The last decade has seen a dramatic change in the characteristics of the population of people living with HIV in most settings. The majority of people living with HIV who are aware of their diagnosis are now started on combination antiretroviral treatment – in most cases, people experience a good response to treatment, and their immune systems are able to recover. As a consequence, we have seen dramatic improvements in the life expectancy of people living with HIV. As a result of this (as well as the continued new diagnoses of people who are either infected or tested for the first time in their 50’s and older) the average age of people attending HIV clinics has increased. We expect this trend to continue into the future.
As the group of people living with HIV has aged, so the spectrum and burden of age-associated co-morbidities (e.g. heart, liver and kidney disease and cancers) has increased. This means that people living with HIV are likely to require increased healthcare at least for the foreseeable future.
Whilst there is some limited evidence to suggest that people living with HIV may experience some of these co-morbidities at an earlier age than their HIV-negative counterparts, the evidence that we have to date is not strong enough to show conclusively that HIV infection is to blame.

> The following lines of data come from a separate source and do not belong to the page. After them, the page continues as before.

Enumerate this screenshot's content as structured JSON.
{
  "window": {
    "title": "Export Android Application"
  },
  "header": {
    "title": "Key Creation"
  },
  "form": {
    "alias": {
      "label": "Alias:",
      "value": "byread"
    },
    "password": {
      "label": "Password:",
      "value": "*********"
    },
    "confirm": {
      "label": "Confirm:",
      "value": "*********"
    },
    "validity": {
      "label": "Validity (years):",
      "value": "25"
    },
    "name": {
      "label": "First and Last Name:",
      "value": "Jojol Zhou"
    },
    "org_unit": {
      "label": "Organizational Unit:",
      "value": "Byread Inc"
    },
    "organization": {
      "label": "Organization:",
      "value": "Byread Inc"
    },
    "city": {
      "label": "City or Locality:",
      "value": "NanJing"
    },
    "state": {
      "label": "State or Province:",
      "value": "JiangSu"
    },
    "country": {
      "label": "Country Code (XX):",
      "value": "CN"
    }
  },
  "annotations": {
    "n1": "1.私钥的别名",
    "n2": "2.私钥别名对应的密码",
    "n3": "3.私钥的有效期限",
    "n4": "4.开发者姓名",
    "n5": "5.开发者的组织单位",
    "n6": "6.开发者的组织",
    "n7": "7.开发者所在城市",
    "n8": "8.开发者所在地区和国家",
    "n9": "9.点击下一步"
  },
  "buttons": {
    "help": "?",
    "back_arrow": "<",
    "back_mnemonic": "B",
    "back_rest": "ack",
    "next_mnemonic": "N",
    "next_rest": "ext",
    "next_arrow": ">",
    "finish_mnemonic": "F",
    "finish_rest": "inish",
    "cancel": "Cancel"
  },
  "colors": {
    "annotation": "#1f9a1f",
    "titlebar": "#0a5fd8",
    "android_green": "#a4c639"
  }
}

The results from well-designed studies with appropriately matched control groups, such as POPPY, will provide the robust evidence that is needed to allow us to confirm whether HIV does play an independent role in the development of these co-morbidities.
Regardless of the impact of HIV itself, it is also becoming apparent that other, non-HIV factors (e.g. smoking, alcohol use, recreational drugs) may also play a role in the development of many of these co-morbidities. Cohorts such as POPPY will help us to identify the factors that should be targeted in order to reduce the risk of these co-morbidities in the future.